A new study by Christopher Harig and Frederik J. Simons from Princeton University’s Department of Geosciences, published today in the journal PNAS, used satellite data and mathematical modelling to show that Greenland is shrinking by about 200 billion tons of mass every year.
Ice melted mostly from the eastern coast of Greenland between 2003 and 2004 but then disappeared more rapidly from the southeastern side.
Between 2007 and 2010, ice-loss picked up speed along the northwest coast and slowed in the southeast after 2008.
In Greenland’s centre, however, ice mass grew.
“Although the total mass loss trend has remained linear, actively changing areas of mass loss were concentrated on the southeastern and northwestern coasts, with ice mass in the centre of Greenland steadily increasing over the decade,” the authors wrote.
Professor Matt King from the University of Tasmania’s School of Geography and Environmental Studies said the paper highlighted the complicated patterns of melting, which move around over years and decades.
“It’s like someone flicks a switch and glaciers losing a lot of mass stop losing mass, while at the same time on the other side of Greenland the mass loss picks up,” he said.
“Their analysis yields subtle new insights into concentration of the mass loss around the edges, how that’s recently shifted from the southeast to the north, and reveals how the interior of the ice sheet continues to thicken throughout.”
Professor King noted that the study found a much lower rate of acceleration of the overall mass loss than other researchers.
“To me, the paper re-emphasises how the observations are now streets ahead of our ability to explain them - we need to relate the changes we do see with models that will help us explain why it is happening, and people are working hard at that but we need more people funded. But at the same time, we really still don’t have a firm handle on how the changes are happening in time and how much is decadal (10 year) fluctuations and how much is longer-term accelerations,” he said.
“With longer observations and advanced models we’ll be in a better position to determine how much Greenland may contribute to sea levels over the coming decades.”
Dr Andrew Glikson, an Earth and paleo-climate scientist at the Australian National University, said the study added regional and temporal information to trends already demonstrated in other research.

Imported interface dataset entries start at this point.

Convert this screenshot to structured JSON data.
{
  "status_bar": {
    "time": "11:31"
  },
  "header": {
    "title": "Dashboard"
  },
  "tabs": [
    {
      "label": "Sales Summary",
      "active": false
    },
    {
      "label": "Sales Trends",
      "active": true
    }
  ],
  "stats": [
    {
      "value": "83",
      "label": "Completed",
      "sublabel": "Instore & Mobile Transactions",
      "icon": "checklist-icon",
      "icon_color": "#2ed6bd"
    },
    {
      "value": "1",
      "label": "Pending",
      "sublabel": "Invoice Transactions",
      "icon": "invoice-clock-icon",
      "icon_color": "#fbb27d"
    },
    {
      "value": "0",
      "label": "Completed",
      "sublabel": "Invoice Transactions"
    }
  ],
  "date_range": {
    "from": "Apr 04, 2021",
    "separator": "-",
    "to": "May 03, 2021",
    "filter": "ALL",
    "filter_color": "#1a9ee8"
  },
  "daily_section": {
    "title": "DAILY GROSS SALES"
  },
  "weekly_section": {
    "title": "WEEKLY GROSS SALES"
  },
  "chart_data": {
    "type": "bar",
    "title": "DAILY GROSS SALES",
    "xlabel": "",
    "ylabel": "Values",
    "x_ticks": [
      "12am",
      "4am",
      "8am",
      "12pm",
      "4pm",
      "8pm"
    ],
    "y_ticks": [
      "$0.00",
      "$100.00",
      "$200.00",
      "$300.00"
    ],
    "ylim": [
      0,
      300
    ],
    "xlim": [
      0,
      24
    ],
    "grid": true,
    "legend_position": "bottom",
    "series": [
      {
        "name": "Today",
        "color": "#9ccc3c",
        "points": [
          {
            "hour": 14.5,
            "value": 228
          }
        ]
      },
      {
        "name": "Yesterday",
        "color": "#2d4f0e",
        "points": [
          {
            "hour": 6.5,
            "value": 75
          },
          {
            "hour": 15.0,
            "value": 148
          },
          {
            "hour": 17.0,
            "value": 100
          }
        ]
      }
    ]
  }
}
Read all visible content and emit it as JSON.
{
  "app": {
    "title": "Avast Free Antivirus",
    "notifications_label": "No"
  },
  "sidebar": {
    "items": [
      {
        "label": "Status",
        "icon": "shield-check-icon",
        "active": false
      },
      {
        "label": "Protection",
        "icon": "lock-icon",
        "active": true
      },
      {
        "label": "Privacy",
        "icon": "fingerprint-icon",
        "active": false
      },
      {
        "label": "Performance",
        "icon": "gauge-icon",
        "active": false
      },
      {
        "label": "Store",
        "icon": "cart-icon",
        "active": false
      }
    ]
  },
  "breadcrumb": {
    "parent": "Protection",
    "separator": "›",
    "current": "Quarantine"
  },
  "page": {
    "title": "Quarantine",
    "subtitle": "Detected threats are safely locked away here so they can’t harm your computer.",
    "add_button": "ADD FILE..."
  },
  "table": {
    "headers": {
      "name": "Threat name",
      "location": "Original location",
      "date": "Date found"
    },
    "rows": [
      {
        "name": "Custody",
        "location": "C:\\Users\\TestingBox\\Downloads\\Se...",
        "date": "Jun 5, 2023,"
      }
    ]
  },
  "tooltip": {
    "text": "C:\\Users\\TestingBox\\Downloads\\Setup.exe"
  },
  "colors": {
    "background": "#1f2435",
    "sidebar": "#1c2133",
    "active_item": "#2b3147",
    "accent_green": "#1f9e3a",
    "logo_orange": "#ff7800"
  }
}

“The extreme rate of ice loss and its acceleration should ring alarm bells in the corridors of the world’s governments, due to its implications for rapid climate change associated with the loss of ice and sea level rise rates,” he said.